As a group, married men and women have lower mortality rates and fewer chronic and acute health conditions than people who are single, divorced or separated.

A 1990 study, for instance, found that nonmarried men have about a 250 percent greater mortality risk than married men – the nonmarried men who were alive at 48 years old were less likely to reach age 65. Nonmarried women were found to have a 50 percent greater mortality risk than married women.

A 2011 study also found consistent survival advantages for men and women 25 and older who are married – again, with married men having more health advantages over unmarried men than married women do over single women.

Janice Kiecolt-Glaser, PhD, who has spent decades studying the health effects of stress in the Stress and Health Research Program at The Ohio State University Wexner Medical Center, says the marital relationship is a key factor when it comes to health.

“In our work, we’ve found that one of the things that’s most strongly linked to immune function is close personal relationships,” confirms Kiecolt-Glaser, the director of Ohio State's Institute for Behavioral Medicine Research.

Why do married people tend to be healthier?

Single people who are healthier are more likely to become married and stay married than their peers who are in poorer health, so self-selection could be one reason for the health outcomes of married people as a group.

However, the fact is that humans are social animals whose habits are affected by those of other humans, and close study of our bodies reflects that.

Multiple scientific studies show that couples transmit their health habits to each other, whether those habits involve sleep, diet, smoking or exercise. Their habit-sharing leads them to have similar health outcomes, including their major coronary risk factors, such as blood pressure, cholesterol and BMI.

Research examining health outcomes of patients with arthritis shows that people were more active, reported less pain and had more physical function when they were more satisfied with their spouse’s support -- when they had partners who were more involved in managing their illness.

But while those close relationships have great power to influence our health, the effects could be for better or for worse.

Where health is concerned, is it always better to stay married than to get divorced?

When it comes to health effects, the quality of a marriage matters more than the state of being married.

“When relationships are troubled, they can really reverberate in terms of physical health – especially in those close relationships,” Kiecolt-Glaser says.

A recent Ohio State study shows a clear example of how marital conflict leads to poorer health.

“We studied how sleep related to inflammation among married couples, and whether one partner’s sleep affected the other’s inflammation,” says Stephanie Wilson, PhD, lead researcher on the study and a postdoctoral fellow in Ohio State’s Institute for Behavioral Medicine Research.

Researchers already knew that sleep problems are linked with the inflammation that's associated with higher risks of cardiovascular disease, diabetes, arthritis and other chronic illnesses, Wilson says.

When they studied married couples, they found that people who got less sleep had a greater inflammatory response following marital conflict. The people in the study also were more likely to become hostile with each other when both partners had gotten less sleep.
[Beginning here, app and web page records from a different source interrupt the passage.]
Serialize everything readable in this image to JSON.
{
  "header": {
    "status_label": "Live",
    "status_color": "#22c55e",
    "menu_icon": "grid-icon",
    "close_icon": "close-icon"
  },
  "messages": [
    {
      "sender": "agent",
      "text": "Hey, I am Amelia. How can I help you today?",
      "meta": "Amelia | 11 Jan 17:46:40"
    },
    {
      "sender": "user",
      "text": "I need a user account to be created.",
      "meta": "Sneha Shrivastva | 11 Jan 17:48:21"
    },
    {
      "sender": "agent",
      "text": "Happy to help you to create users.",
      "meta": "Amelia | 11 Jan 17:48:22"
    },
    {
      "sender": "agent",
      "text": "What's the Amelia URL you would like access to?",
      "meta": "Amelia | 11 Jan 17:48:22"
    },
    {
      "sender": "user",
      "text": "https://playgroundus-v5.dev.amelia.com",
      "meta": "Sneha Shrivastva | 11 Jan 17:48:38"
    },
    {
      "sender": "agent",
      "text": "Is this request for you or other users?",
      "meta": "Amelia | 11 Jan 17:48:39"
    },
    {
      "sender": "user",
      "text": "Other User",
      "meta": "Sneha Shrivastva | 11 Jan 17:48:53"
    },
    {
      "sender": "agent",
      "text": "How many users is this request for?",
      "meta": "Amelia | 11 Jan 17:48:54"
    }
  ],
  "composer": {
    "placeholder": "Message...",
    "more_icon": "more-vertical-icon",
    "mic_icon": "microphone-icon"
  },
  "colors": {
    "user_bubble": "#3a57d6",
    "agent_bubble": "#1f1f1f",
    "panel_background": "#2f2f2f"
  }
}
Researchers Stephanie Wilson, PhD, and Janice Kiecolt-Glaser, PhD, examine a blood sample at The Ohio State University Wexner Medical Center's Institute for Behavioral Medicine Research. 


Further research on marital effects for patients with arthritis suggested that, when spousal support is unwanted or perceived as critical or controlling, there can be poorer health consequences. A 2013 study found that male osteoarthritis patients actually were less physically active on days that their wives pushed them to be more active.
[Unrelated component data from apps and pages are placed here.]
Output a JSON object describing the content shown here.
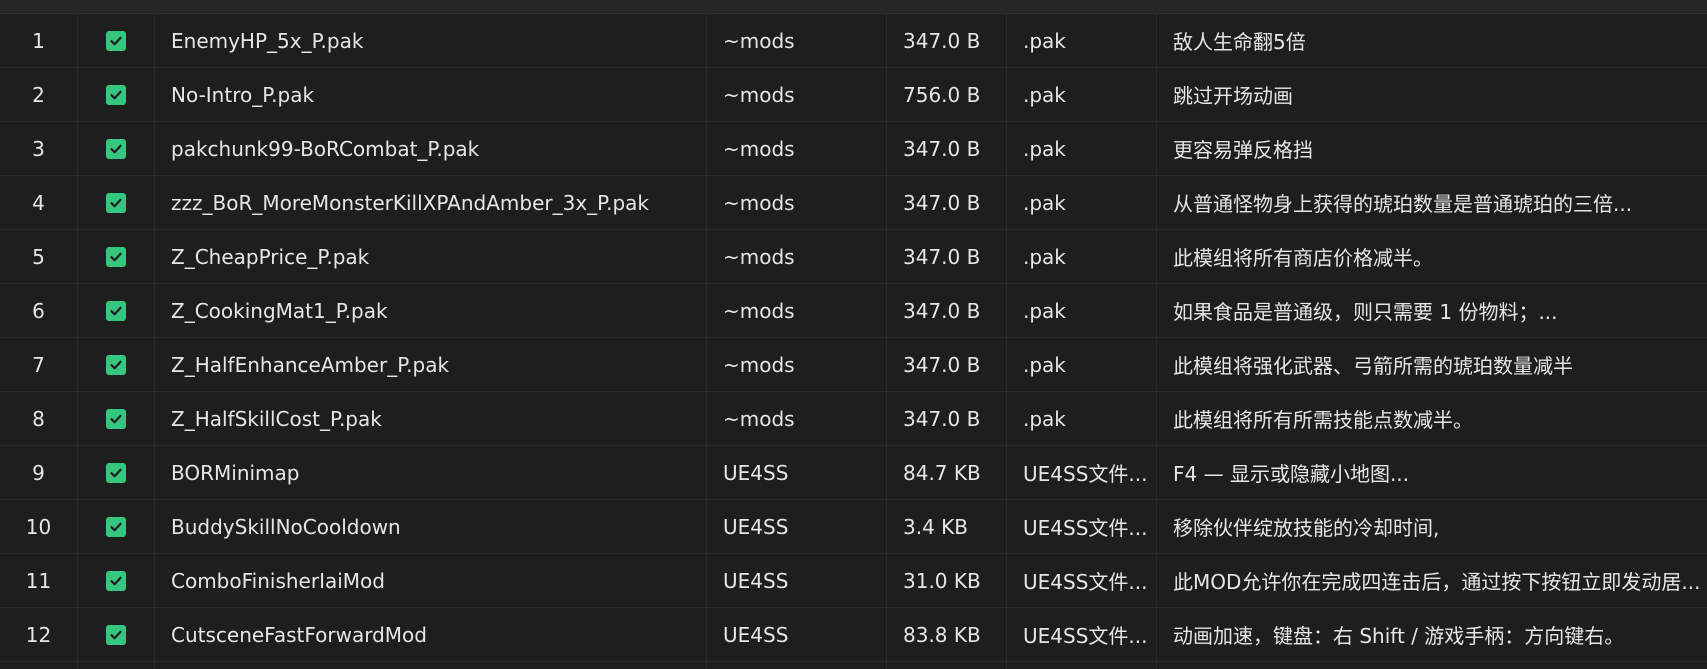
{
  "colors": {
    "background": "#1e1e1e",
    "row_border": "#2b2b2b",
    "checkbox_green": "#35c77f",
    "text": "#e6e6e6"
  },
  "rows": [
    {
      "index": "1",
      "checked": true,
      "name": "EnemyHP_5x_P.pak",
      "dir": "~mods",
      "size": "347.0 B",
      "type": ".pak",
      "desc": "敌人生命翻5倍"
    },
    {
      "index": "2",
      "checked": true,
      "name": "No-Intro_P.pak",
      "dir": "~mods",
      "size": "756.0 B",
      "type": ".pak",
      "desc": "跳过开场动画"
    },
    {
      "index": "3",
      "checked": true,
      "name": "pakchunk99-BoRCombat_P.pak",
      "dir": "~mods",
      "size": "347.0 B",
      "type": ".pak",
      "desc": "更容易弹反格挡"
    },
    {
      "index": "4",
      "checked": true,
      "name": "zzz_BoR_MoreMonsterKillXPAndAmber_3x_P.pak",
      "dir": "~mods",
      "size": "347.0 B",
      "type": ".pak",
      "desc": "从普通怪物身上获得的琥珀数量是普通琥珀的三倍..."
    },
    {
      "index": "5",
      "checked": true,
      "name": "Z_CheapPrice_P.pak",
      "dir": "~mods",
      "size": "347.0 B",
      "type": ".pak",
      "desc": "此模组将所有商店价格减半。"
    },
    {
      "index": "6",
      "checked": true,
      "name": "Z_CookingMat1_P.pak",
      "dir": "~mods",
      "size": "347.0 B",
      "type": ".pak",
      "desc": "如果食品是普通级，则只需要 1 份物料；..."
    },
    {
      "index": "7",
      "checked": true,
      "name": "Z_HalfEnhanceAmber_P.pak",
      "dir": "~mods",
      "size": "347.0 B",
      "type": ".pak",
      "desc": "此模组将强化武器、弓箭所需的琥珀数量减半"
    },
    {
      "index": "8",
      "checked": true,
      "name": "Z_HalfSkillCost_P.pak",
      "dir": "~mods",
      "size": "347.0 B",
      "type": ".pak",
      "desc": "此模组将所有所需技能点数减半。"
    },
    {
      "index": "9",
      "checked": true,
      "name": "BORMinimap",
      "dir": "UE4SS",
      "size": "84.7 KB",
      "type": "UE4SS文件...",
      "desc": "F4 — 显示或隐藏小地图..."
    },
    {
      "index": "10",
      "checked": true,
      "name": "BuddySkillNoCooldown",
      "dir": "UE4SS",
      "size": "3.4 KB",
      "type": "UE4SS文件...",
      "desc": "移除伙伴绽放技能的冷却时间,"
    },
    {
      "index": "11",
      "checked": true,
      "name": "ComboFinisherIaiMod",
      "dir": "UE4SS",
      "size": "31.0 KB",
      "type": "UE4SS文件...",
      "desc": "此MOD允许你在完成四连击后，通过按下按钮立即发动居..."
    },
    {
      "index": "12",
      "checked": true,
      "name": "CutsceneFastForwardMod",
      "dir": "UE4SS",
      "size": "83.8 KB",
      "type": "UE4SS文件...",
      "desc": "动画加速，键盘：右 Shift / 游戏手柄：方向键右。"
    }
  ]
}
So, rather than the institution of marriage itself, it’s the satisfaction and helpful support of marriage that provide health benefits.
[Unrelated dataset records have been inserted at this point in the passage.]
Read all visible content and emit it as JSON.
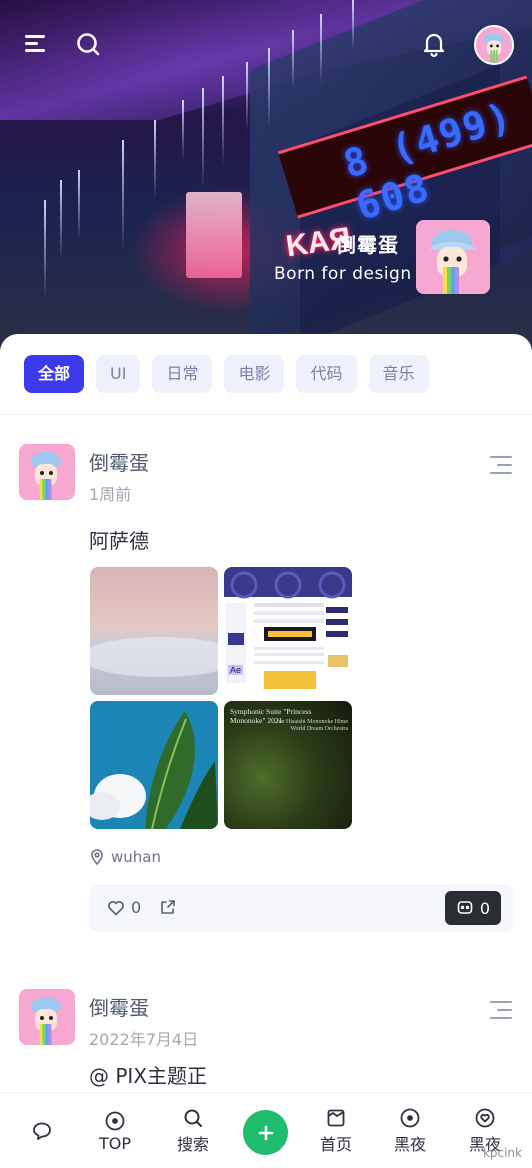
{
  "header": {
    "profile_name": "倒霉蛋",
    "tagline": "Born for design",
    "sign_text": "8 (499) 608",
    "neon_text": "KAЯ"
  },
  "tabs": [
    {
      "label": "全部",
      "active": true
    },
    {
      "label": "UI",
      "active": false
    },
    {
      "label": "日常",
      "active": false
    },
    {
      "label": "电影",
      "active": false
    },
    {
      "label": "代码",
      "active": false
    },
    {
      "label": "音乐",
      "active": false
    }
  ],
  "posts": [
    {
      "author": "倒霉蛋",
      "time": "1周前",
      "title": "阿萨德",
      "location": "wuhan",
      "likes": "0",
      "comments": "0",
      "image_captions": {
        "moss_title": "Symphonic Suite \"Princess Mononoke\" 2021",
        "moss_sub": "Joe Hisaishi Mononoke Hime World Dream Orchestra",
        "screen_badge": "Ae"
      }
    },
    {
      "author": "倒霉蛋",
      "time": "2022年7月4日",
      "title": "@ PIX主题正"
    }
  ],
  "bottom_nav": {
    "top": "TOP",
    "search": "搜索",
    "home": "首页",
    "night1": "黑夜",
    "night2": "黑夜"
  },
  "watermark": "kpcink",
  "colors": {
    "accent": "#3b39ea",
    "fab": "#1fbd6b",
    "tab_bg": "#eef0fb"
  }
}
If staying in a marriage means living in a state of constant hostility – where there’s no possible resolution through counseling or other means of reconciliation – it could be better for your health to end it.

Research suggests that people in happy marriages fare best, and singles may be able to attain better health than people who are unhappily married. About 10 to 15 percent of divorcees have more health risks because of post-divorce emotional struggles, according to a 2015 study. But most people who divorce do recover quickly.

“A good marriage is important, but it needs regular maintenance,” Kiecolt-Glaser says. “It’s such a central relationship. It can be a source of comfort, but if you lose that closeness and comfort, it can turn into a source of stress.”

>> See the latest published research from Ohio State’s Stress and Health Research Program